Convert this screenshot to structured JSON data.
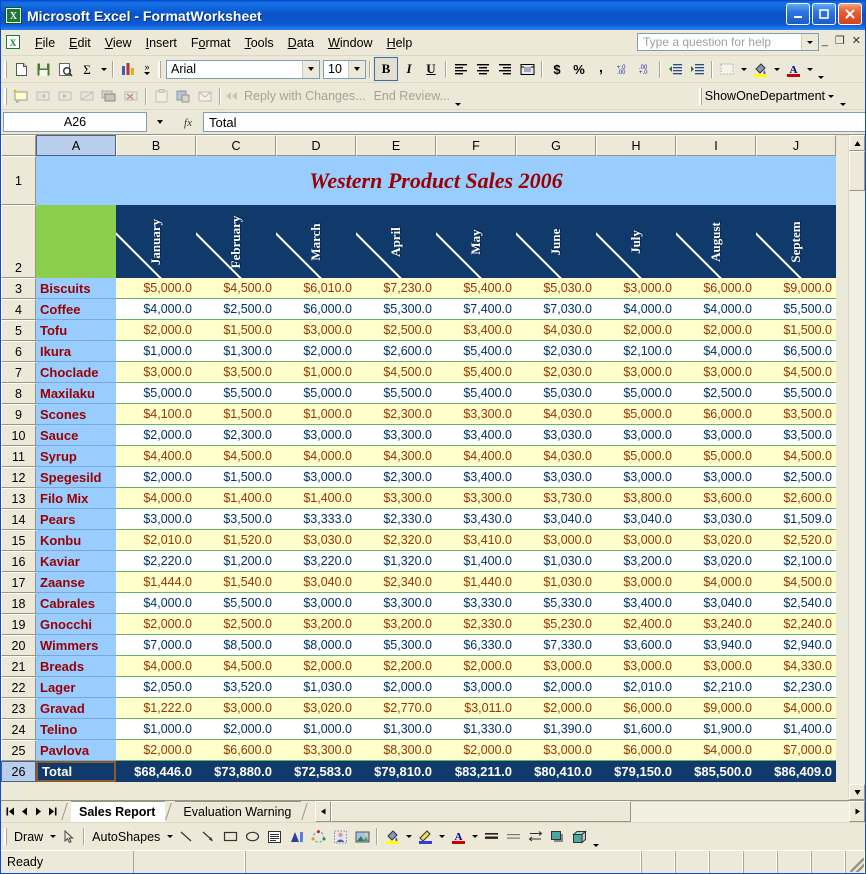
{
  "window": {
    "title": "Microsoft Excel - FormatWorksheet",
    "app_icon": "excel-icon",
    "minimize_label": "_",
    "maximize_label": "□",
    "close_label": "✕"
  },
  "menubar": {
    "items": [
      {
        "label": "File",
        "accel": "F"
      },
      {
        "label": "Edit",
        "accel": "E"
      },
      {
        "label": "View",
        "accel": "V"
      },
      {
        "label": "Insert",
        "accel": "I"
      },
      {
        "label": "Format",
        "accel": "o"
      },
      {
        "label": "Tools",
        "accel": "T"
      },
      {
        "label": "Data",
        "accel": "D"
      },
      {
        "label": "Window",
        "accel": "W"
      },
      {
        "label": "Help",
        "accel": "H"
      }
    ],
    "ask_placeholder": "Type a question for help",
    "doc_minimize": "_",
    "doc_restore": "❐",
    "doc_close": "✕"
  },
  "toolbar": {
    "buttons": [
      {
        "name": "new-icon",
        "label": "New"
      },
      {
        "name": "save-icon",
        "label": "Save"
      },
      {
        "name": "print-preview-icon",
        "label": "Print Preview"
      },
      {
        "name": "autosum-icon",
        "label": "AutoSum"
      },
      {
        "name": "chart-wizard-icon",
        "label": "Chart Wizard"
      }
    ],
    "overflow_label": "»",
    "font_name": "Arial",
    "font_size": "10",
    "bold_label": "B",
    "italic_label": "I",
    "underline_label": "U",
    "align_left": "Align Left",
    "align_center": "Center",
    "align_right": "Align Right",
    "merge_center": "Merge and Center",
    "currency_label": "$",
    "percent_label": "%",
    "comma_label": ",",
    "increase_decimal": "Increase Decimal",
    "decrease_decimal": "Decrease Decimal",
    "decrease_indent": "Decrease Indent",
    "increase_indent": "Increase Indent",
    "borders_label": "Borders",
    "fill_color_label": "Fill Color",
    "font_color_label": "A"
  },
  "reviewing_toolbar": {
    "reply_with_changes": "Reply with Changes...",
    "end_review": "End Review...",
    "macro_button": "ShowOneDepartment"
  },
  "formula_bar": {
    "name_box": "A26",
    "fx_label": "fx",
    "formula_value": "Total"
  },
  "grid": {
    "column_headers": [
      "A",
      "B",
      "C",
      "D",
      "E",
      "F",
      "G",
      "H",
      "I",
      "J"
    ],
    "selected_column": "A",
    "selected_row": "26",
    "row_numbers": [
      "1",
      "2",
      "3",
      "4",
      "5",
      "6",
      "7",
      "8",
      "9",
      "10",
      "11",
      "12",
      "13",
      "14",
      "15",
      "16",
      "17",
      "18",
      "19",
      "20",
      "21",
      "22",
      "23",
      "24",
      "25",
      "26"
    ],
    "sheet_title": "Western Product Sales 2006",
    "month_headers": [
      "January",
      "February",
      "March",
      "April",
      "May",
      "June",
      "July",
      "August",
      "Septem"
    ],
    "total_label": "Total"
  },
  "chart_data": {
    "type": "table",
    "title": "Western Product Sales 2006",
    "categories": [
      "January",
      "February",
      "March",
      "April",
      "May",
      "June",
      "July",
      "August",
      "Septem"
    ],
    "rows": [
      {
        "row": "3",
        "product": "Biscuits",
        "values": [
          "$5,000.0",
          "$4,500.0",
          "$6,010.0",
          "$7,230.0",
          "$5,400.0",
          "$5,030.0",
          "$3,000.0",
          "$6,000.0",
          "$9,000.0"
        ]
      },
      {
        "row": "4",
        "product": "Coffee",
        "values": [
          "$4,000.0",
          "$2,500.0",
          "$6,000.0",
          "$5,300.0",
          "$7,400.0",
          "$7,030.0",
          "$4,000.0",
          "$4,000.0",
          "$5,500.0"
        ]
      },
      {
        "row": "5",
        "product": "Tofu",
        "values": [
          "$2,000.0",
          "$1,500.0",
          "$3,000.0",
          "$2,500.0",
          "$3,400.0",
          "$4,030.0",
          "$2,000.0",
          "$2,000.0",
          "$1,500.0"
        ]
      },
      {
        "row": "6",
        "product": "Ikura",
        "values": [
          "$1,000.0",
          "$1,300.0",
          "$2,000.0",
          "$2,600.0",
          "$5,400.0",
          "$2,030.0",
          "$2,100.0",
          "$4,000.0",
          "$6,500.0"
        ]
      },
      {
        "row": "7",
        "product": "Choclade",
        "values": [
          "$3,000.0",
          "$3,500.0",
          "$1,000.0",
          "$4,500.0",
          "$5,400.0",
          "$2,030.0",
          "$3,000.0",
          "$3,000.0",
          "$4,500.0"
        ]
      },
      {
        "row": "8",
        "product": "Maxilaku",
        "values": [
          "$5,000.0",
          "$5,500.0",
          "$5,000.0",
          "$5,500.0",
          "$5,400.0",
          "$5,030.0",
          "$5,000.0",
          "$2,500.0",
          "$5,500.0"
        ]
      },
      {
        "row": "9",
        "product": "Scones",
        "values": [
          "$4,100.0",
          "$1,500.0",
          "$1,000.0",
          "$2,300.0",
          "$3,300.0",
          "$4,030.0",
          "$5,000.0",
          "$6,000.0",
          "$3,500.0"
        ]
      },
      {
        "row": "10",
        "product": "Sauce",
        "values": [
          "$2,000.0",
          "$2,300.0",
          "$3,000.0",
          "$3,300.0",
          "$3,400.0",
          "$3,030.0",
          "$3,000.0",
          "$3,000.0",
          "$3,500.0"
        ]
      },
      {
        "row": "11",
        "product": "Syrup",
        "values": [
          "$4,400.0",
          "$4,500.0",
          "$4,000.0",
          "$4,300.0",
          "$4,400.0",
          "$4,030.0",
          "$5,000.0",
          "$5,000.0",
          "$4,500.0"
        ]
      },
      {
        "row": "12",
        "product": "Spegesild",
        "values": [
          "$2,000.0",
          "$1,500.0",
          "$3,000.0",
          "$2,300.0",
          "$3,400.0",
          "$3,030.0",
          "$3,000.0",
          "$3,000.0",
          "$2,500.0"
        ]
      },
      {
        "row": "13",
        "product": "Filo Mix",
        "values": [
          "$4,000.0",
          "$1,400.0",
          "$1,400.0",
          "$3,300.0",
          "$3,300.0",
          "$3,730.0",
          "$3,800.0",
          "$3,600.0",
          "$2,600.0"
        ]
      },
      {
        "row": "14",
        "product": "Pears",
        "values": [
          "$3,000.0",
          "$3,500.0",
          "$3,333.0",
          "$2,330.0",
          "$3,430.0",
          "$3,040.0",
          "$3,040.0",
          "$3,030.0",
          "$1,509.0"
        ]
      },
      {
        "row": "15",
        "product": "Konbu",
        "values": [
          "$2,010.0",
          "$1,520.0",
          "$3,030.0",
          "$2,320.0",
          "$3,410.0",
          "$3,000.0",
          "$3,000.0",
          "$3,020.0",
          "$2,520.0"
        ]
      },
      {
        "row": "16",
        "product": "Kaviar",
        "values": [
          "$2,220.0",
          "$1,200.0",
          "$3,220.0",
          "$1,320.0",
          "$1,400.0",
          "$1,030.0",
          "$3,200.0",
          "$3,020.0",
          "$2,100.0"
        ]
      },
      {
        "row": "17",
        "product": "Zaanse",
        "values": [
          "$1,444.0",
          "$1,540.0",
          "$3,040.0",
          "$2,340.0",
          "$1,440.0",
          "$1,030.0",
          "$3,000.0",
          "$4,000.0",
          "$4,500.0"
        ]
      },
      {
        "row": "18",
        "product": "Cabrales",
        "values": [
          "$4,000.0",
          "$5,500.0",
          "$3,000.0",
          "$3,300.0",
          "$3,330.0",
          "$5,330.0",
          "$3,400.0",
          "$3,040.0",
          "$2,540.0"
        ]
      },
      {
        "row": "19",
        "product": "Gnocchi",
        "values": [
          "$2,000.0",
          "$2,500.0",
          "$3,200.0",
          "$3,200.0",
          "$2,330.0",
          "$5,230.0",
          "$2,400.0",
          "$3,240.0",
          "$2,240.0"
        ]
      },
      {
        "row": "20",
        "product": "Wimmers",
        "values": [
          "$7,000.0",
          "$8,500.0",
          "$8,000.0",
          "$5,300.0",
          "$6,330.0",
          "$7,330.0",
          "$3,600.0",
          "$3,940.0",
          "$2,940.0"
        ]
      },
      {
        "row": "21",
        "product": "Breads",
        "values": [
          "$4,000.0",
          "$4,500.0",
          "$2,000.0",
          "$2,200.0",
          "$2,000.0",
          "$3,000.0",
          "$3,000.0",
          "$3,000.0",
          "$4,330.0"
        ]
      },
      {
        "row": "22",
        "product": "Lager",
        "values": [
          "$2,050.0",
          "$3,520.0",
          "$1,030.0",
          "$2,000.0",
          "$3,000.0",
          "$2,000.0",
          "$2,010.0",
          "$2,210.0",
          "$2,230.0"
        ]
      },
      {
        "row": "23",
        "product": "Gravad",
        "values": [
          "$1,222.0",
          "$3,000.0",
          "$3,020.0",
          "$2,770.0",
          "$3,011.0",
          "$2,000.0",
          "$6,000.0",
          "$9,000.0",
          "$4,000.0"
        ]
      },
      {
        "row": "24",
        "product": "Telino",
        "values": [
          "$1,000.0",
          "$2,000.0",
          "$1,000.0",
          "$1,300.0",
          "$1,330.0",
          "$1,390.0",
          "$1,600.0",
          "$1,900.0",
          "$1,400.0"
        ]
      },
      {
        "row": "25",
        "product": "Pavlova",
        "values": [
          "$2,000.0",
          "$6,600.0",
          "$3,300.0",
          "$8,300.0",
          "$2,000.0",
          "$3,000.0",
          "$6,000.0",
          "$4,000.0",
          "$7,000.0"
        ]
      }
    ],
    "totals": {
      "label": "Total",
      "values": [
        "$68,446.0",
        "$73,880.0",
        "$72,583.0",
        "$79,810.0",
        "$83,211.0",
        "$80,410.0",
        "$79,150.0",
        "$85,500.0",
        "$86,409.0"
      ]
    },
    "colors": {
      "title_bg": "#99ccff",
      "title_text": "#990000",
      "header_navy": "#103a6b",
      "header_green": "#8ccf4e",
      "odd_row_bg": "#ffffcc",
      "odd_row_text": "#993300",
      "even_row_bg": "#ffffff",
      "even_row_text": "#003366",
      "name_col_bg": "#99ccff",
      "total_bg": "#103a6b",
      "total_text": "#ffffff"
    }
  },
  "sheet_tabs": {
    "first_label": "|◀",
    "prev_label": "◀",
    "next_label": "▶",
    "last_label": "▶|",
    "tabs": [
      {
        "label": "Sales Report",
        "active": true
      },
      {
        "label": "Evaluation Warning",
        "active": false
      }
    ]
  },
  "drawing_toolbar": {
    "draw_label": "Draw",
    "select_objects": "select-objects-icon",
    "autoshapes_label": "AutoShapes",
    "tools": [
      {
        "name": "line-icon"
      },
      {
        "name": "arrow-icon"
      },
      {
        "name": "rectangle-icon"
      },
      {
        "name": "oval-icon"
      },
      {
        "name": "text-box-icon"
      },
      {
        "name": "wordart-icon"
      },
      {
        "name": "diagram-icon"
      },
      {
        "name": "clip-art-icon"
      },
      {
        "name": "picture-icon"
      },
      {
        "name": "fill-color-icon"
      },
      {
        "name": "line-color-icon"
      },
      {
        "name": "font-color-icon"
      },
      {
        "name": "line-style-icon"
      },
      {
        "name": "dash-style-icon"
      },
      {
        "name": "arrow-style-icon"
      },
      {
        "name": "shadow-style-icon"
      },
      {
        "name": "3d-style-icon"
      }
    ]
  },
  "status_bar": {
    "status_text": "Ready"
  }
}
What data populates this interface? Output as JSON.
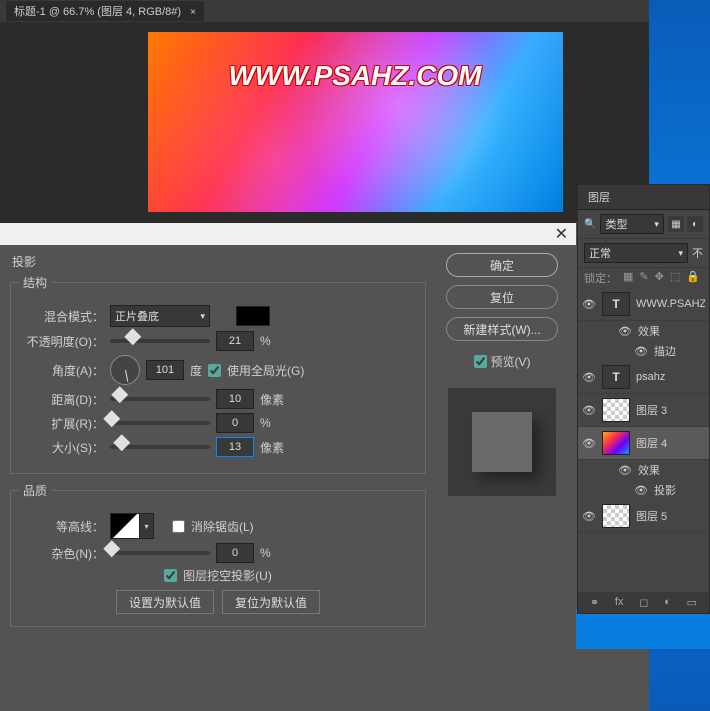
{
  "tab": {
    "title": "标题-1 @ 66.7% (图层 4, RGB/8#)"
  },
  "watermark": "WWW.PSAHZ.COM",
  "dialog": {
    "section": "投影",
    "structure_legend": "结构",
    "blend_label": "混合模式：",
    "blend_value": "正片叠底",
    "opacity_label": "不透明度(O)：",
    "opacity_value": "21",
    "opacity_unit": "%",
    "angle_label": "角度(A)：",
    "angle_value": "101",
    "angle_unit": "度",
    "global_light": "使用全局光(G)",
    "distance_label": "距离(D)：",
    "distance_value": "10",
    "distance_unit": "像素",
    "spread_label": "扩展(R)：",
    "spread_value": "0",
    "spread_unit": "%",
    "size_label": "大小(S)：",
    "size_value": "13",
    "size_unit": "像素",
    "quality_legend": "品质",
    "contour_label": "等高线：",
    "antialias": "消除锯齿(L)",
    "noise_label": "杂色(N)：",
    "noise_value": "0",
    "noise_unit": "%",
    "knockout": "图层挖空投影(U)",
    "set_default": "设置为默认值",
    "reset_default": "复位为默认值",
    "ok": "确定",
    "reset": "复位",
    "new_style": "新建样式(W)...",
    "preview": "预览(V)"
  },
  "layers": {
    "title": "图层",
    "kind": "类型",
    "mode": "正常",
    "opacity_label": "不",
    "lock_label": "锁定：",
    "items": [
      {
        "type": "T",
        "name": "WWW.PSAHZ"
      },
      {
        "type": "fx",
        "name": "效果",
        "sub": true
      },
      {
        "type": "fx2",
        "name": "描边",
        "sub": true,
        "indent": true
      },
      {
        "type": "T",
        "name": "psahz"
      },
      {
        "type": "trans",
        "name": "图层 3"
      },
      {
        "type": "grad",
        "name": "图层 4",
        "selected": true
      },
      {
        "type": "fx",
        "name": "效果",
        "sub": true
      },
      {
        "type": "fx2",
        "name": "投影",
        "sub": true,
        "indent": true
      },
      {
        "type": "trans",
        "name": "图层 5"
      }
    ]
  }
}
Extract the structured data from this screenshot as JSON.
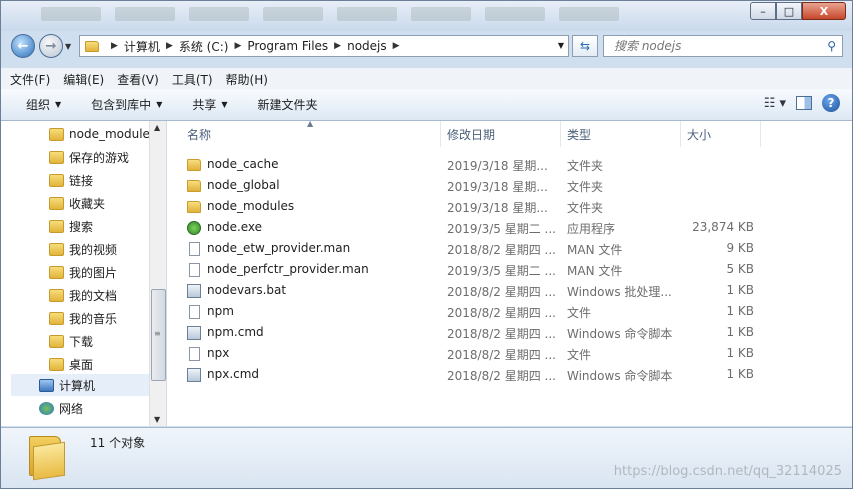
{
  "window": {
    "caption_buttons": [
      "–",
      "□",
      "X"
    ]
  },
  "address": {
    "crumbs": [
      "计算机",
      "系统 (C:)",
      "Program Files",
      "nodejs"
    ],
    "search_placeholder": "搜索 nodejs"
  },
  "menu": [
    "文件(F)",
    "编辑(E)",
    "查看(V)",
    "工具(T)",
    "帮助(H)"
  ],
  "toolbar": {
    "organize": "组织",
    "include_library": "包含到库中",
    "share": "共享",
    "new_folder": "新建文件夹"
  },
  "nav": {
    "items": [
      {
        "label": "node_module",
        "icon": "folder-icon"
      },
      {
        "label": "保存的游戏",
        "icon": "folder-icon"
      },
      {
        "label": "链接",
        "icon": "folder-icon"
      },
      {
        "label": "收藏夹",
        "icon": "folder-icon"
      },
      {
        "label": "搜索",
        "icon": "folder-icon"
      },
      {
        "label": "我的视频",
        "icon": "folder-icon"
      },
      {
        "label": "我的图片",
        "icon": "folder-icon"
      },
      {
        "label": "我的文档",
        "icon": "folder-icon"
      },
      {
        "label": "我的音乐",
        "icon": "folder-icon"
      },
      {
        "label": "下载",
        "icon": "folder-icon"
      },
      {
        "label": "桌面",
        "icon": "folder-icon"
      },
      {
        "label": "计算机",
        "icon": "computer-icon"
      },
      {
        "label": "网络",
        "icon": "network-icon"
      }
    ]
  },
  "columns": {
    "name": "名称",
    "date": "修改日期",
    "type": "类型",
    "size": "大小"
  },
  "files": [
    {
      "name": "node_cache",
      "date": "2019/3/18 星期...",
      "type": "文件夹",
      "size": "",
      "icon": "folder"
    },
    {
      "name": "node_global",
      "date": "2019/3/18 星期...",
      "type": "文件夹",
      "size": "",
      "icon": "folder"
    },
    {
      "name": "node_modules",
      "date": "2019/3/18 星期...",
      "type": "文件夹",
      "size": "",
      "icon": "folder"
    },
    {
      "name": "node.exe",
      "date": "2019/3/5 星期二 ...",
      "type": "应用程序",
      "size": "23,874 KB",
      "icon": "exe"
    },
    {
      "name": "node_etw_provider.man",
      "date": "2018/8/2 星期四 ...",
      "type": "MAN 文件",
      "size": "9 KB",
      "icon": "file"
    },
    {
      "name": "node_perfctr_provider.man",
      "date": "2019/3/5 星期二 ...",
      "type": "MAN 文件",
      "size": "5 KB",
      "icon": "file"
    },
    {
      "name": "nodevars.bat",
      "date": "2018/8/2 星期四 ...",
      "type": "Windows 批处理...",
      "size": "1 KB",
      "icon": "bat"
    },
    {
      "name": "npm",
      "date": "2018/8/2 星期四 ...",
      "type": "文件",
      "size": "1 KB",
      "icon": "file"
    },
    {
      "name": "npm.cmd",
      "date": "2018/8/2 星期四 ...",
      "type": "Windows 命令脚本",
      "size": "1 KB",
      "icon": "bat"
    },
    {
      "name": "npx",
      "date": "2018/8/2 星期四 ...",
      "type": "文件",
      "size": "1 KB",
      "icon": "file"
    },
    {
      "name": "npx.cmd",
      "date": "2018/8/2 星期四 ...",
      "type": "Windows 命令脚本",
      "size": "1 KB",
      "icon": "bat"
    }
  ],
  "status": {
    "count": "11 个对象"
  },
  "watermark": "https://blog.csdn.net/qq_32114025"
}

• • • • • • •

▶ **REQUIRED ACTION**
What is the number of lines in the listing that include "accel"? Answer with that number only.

▶ **REPLY**
9